> [Problem description]
Without changing a character, output all of the records.
[Start of section]
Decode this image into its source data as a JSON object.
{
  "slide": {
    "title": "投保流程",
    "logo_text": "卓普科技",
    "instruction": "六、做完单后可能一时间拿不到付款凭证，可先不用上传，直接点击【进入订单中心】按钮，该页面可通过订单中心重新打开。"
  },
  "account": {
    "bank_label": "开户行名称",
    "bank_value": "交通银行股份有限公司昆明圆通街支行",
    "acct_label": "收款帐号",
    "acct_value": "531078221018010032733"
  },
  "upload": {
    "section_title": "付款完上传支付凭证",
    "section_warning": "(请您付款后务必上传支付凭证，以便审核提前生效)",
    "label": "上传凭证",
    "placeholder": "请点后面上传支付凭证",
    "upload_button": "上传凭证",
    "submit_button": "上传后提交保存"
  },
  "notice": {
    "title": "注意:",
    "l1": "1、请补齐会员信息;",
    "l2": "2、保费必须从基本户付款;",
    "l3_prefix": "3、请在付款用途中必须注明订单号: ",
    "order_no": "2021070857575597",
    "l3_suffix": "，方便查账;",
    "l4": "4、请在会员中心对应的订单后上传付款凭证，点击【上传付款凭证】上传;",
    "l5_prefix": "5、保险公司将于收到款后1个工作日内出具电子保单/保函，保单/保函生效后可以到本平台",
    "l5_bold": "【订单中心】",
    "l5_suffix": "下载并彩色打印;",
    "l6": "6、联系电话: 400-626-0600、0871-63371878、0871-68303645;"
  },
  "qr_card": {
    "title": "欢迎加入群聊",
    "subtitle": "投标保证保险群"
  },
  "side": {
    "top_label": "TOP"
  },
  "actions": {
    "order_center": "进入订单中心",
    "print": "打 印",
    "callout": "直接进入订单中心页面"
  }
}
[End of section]
> [Solution]
Decode this image into its source data as a JSON object.
{
  "slide": {
    "title": "投保流程",
    "logo_text": "卓普科技",
    "instruction": "六、做完单后可能一时间拿不到付款凭证，可先不用上传，直接点击【进入订单中心】按钮，该页面可通过订单中心重新打开。"
  },
  "account": {
    "bank_label": "开户行名称",
    "bank_value": "交通银行股份有限公司昆明圆通街支行",
    "acct_label": "收款帐号",
    "acct_value": "531078221018010032733"
  },
  "upload": {
    "section_title": "付款完上传支付凭证",
    "section_warning": "(请您付款后务必上传支付凭证，以便审核提前生效)",
    "label": "上传凭证",
    "placeholder": "请点后面上传支付凭证",
    "upload_button": "上传凭证",
    "submit_button": "上传后提交保存"
  },
  "notice": {
    "title": "注意:",
    "l1": "1、请补齐会员信息;",
    "l2": "2、保费必须从基本户付款;",
    "l3_prefix": "3、请在付款用途中必须注明订单号: ",
    "order_no": "2021070857575597",
    "l3_suffix": "，方便查账;",
    "l4": "4、请在会员中心对应的订单后上传付款凭证，点击【上传付款凭证】上传;",
    "l5_prefix": "5、保险公司将于收到款后1个工作日内出具电子保单/保函，保单/保函生效后可以到本平台",
    "l5_bold": "【订单中心】",
    "l5_suffix": "下载并彩色打印;",
    "l6": "6、联系电话: 400-626-0600、0871-63371878、0871-68303645;"
  },
  "qr_card": {
    "title": "欢迎加入群聊",
    "subtitle": "投标保证保险群"
  },
  "side": {
    "top_label": "TOP"
  },
  "actions": {
    "order_center": "进入订单中心",
    "print": "打 印",
    "callout": "直接进入订单中心页面"
  }
}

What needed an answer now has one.